WORK TO COMPLETE: Check every line below for the word "title" and copy each one that has it.

***** INPUT DATA

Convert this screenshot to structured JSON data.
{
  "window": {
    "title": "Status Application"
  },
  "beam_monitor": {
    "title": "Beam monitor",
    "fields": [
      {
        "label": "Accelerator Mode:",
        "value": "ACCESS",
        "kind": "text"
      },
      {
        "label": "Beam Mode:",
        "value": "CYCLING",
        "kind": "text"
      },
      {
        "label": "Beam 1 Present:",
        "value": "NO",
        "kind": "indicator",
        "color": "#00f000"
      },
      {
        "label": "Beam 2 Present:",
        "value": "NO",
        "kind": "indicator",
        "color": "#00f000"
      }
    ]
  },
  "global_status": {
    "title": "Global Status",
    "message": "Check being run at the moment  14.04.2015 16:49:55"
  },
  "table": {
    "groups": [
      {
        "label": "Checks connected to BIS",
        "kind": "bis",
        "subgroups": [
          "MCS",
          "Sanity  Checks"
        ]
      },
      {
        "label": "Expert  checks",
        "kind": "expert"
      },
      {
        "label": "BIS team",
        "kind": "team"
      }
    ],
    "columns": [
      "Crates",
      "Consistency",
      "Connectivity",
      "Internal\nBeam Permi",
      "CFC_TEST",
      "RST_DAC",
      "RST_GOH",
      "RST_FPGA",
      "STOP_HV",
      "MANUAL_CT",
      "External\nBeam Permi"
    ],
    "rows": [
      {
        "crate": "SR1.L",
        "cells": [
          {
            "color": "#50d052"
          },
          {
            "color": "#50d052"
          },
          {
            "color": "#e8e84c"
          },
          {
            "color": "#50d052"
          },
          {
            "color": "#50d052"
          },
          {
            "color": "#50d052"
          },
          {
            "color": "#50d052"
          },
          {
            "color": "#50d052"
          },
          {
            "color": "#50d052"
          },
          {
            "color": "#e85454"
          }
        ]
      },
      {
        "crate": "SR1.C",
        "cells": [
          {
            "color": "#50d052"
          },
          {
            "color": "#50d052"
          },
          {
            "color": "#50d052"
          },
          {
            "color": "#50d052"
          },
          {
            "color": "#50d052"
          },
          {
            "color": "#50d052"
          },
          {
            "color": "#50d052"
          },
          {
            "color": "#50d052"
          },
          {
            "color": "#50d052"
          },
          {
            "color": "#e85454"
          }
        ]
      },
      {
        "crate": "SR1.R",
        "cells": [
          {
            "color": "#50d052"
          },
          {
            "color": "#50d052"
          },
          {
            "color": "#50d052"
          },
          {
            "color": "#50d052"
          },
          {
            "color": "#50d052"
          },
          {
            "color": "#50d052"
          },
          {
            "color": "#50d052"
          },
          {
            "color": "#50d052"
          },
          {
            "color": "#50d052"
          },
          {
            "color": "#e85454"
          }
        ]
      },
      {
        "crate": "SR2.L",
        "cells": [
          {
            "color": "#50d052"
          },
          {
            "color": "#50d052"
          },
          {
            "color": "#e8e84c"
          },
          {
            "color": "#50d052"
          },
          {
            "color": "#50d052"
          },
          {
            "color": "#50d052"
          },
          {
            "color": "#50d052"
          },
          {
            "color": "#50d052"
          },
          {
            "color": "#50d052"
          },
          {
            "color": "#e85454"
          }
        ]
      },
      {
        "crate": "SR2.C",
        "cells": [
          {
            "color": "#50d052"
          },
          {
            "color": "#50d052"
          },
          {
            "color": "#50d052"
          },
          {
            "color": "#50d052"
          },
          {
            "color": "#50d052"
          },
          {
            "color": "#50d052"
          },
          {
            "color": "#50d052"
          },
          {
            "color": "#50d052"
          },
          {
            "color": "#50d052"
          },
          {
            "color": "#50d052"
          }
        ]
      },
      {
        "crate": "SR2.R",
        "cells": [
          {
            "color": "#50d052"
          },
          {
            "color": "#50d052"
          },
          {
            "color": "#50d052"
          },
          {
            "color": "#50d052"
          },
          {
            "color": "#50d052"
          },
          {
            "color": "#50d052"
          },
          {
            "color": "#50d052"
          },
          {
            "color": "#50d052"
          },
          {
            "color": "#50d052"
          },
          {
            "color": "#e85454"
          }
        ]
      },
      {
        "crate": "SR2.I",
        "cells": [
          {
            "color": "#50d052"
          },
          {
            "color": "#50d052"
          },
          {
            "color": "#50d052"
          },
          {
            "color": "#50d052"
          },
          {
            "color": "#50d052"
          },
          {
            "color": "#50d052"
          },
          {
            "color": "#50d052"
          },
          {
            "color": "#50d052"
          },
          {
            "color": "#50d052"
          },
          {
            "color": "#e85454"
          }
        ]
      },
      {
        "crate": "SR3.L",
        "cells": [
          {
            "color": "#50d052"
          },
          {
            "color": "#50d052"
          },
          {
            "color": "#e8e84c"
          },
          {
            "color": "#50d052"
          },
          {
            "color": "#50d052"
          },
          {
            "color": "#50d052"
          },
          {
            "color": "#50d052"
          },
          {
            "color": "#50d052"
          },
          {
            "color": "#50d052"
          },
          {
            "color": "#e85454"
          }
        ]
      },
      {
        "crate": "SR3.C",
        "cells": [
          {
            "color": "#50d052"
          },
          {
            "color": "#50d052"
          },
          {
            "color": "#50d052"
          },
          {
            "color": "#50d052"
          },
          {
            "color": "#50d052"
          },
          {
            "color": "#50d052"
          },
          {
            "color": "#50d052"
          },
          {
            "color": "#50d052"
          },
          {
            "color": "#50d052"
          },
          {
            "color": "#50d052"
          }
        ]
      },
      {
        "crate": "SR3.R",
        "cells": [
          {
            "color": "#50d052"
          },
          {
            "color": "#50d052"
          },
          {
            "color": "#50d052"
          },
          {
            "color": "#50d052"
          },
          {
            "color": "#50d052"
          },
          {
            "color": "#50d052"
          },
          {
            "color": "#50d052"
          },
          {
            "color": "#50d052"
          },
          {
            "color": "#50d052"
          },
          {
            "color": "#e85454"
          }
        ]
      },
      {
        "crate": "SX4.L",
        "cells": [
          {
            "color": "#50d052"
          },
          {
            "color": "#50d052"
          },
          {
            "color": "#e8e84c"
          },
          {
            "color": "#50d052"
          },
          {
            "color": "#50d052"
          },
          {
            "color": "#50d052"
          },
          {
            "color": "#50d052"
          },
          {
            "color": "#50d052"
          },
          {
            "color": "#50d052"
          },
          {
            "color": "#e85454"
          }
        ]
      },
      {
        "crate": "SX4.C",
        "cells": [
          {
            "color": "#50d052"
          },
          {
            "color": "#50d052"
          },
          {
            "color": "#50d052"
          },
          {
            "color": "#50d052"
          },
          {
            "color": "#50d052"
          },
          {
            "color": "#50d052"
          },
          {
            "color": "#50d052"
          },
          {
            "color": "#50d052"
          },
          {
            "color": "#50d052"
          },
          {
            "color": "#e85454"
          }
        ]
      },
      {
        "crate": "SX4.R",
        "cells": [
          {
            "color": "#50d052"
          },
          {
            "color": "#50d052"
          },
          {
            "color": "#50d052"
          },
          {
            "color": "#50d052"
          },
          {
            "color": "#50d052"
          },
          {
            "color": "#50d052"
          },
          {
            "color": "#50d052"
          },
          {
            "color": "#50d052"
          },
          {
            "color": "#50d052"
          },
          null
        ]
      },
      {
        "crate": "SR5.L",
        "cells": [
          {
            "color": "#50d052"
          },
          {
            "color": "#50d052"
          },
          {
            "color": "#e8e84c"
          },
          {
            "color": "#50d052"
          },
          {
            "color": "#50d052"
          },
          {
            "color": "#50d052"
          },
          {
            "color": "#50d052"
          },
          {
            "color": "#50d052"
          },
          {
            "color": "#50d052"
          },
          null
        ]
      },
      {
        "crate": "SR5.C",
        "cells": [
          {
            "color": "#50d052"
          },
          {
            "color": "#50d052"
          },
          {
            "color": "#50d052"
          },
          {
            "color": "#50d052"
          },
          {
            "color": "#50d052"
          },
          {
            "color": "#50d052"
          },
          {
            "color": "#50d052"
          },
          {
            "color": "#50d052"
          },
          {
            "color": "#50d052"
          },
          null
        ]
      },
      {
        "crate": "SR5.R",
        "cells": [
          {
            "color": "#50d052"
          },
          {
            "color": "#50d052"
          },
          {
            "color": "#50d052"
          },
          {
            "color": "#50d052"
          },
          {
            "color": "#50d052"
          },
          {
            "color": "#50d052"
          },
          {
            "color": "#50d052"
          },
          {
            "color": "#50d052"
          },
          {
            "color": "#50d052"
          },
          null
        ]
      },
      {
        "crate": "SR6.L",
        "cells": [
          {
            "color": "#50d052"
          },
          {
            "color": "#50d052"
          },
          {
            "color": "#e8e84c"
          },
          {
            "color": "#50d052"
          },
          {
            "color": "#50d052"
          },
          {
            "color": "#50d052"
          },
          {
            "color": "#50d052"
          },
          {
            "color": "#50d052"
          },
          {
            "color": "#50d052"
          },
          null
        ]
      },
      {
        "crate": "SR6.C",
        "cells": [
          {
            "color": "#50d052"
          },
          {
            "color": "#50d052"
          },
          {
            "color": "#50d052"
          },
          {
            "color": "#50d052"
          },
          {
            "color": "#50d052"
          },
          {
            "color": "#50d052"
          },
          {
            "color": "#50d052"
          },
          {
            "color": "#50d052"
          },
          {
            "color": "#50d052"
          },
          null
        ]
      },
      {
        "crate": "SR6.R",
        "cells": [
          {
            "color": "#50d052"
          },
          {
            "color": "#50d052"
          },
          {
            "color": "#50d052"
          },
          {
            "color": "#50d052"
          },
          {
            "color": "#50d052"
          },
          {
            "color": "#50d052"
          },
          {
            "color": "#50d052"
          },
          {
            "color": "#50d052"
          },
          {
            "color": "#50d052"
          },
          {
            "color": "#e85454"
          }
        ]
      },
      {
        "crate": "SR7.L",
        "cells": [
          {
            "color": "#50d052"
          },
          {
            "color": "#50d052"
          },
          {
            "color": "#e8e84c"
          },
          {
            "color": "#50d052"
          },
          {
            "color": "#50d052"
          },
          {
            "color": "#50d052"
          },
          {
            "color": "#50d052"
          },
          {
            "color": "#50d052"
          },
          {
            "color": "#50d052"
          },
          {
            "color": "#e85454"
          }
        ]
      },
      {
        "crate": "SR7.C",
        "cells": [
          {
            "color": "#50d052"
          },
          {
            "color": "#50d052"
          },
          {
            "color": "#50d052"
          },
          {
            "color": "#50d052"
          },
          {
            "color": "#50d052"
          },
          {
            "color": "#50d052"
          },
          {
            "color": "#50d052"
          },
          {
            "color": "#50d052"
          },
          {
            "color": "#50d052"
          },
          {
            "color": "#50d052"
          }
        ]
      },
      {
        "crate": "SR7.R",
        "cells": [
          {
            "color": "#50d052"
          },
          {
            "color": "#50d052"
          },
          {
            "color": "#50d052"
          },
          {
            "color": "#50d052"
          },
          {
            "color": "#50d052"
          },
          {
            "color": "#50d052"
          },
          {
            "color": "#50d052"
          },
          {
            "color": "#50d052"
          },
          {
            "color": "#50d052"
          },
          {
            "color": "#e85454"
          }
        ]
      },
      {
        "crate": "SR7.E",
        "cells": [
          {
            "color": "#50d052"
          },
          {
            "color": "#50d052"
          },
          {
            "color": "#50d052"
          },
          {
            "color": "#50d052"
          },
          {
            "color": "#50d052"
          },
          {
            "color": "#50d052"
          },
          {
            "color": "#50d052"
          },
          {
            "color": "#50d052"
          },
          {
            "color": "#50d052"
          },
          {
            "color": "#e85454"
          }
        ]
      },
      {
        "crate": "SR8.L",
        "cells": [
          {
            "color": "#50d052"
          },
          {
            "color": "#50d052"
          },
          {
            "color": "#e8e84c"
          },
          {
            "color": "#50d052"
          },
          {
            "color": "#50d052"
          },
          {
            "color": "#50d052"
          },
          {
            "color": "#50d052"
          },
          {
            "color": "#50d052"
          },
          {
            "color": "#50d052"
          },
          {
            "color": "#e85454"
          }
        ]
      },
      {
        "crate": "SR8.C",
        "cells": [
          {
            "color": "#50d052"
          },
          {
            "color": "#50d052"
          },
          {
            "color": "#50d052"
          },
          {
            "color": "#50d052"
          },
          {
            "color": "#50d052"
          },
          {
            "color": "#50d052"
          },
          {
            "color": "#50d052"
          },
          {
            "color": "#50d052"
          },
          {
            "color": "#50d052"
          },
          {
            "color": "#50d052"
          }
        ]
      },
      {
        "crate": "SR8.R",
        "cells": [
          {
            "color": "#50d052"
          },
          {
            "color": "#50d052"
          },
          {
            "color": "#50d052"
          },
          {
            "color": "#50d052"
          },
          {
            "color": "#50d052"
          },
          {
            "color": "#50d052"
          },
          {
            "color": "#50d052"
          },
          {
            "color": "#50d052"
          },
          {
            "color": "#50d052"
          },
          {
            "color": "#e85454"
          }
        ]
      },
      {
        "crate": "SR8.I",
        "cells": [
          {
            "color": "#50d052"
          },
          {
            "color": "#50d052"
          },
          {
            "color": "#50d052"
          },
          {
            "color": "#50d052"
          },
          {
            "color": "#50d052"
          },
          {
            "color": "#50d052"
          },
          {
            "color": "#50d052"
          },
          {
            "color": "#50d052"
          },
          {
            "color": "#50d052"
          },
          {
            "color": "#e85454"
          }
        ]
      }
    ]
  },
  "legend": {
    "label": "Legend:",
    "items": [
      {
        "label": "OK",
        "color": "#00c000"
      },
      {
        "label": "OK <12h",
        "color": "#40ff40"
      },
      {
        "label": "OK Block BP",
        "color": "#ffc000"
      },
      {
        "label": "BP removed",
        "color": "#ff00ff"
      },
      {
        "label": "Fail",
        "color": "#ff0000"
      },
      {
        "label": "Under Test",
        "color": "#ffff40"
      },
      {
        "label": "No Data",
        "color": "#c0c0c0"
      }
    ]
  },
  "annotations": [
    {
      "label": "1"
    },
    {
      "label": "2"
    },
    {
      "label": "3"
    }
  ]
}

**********

OUTPUT:
    "title": "Status Application"
    "title": "Beam monitor",
    "title": "Global Status",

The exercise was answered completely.